Eutrophication is one of the largest threats to aquatic ecosystems and chlorophyll a measurements are relevant indicators of trophic state and algal abundance. Many studies have modeled chlorophyll a in rivers but model development and testing has largely occurred at individual sites which hampers creating generalized models capable of making broad-scale predictions. To address this gap, we compiled a large data set of chlorophyll a concentrations matched to other water quality, meteorological, and reach characteristic data for a diverse set of 82 streams and rivers across the United States. We used this data set and extreme gradient boosting, a tree-based machine learning algorithm, to predict daily chlorophyll a concentrations. Furthermore, we tested several practical considerations of broad-scale models, such as making predictions at sites not included in model training or the utility of in situ water quality data versus universally available remotely estimated model inputs.
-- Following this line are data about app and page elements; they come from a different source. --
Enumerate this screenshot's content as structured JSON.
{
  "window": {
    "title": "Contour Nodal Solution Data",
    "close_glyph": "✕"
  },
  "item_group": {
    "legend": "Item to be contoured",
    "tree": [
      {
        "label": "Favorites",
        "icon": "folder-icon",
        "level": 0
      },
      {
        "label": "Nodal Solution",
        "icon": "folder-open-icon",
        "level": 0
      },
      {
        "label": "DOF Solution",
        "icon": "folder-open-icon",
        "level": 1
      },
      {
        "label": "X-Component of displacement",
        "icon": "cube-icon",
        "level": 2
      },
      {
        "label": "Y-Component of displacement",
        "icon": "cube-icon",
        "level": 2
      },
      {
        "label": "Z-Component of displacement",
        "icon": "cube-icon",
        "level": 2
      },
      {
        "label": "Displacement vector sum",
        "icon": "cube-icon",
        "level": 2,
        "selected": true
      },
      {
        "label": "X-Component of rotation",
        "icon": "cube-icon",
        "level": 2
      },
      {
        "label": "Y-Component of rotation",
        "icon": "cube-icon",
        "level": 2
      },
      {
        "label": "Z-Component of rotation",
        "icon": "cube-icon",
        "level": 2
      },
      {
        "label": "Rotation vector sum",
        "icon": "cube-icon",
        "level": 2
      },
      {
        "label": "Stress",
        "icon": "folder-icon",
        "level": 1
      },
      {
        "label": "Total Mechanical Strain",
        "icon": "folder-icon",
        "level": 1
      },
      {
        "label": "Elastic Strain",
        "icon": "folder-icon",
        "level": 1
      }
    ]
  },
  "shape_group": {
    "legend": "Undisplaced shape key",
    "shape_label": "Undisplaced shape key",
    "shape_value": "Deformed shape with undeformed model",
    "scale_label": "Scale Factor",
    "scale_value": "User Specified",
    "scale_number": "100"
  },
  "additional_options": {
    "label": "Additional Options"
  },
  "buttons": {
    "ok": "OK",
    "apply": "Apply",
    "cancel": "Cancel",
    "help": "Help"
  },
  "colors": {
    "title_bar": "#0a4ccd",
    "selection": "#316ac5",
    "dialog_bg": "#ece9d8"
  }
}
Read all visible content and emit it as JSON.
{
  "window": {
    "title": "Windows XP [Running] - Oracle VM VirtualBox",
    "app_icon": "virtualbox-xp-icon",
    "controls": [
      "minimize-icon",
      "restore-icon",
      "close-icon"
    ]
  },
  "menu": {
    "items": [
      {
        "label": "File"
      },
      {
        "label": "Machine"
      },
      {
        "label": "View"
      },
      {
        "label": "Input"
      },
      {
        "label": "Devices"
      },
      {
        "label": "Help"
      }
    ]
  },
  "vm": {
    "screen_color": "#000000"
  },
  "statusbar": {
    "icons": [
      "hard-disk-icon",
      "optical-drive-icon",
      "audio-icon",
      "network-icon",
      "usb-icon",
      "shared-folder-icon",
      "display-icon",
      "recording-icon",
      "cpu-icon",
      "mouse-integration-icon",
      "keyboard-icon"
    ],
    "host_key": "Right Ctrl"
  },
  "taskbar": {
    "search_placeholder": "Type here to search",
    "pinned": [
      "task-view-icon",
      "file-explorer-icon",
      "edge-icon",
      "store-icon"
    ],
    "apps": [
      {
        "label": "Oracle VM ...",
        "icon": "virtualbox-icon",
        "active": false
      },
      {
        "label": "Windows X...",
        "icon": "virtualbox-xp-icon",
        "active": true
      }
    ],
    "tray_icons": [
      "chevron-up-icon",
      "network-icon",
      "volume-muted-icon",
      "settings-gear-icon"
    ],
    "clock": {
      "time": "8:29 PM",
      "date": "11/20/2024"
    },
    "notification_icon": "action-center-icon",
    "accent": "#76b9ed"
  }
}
Predictions were very strongly correlated to observations when compared against a randomly withheld subset of days; however, the model had lower accuracy when applied to completely novel sites withheld from model training. Turbidity and total nitrogen were the two most important variables for predicting chlorophyll a. Although in situ variables improved modeled estimates and were identified as more important during model interpretation, using only remote inputs still resulted in highly correlated predictions with small bias. Testing a model across many sites allowed for identification of common variables relevant to chlorophyll a and highlighted several challenges for applying data-driven models to new sites or at larger spatial scales.
|Title||Predicting daily river chlorophyll concentrations at a continental scale|
|Authors||Philip Robert Savoy, Judson Harvey|
|Publication Subtype||Journal Article|
|Series Title||Water Resources Research|
|Record Source||USGS Publications Warehouse|
|USGS Organization||New York Water Science Center|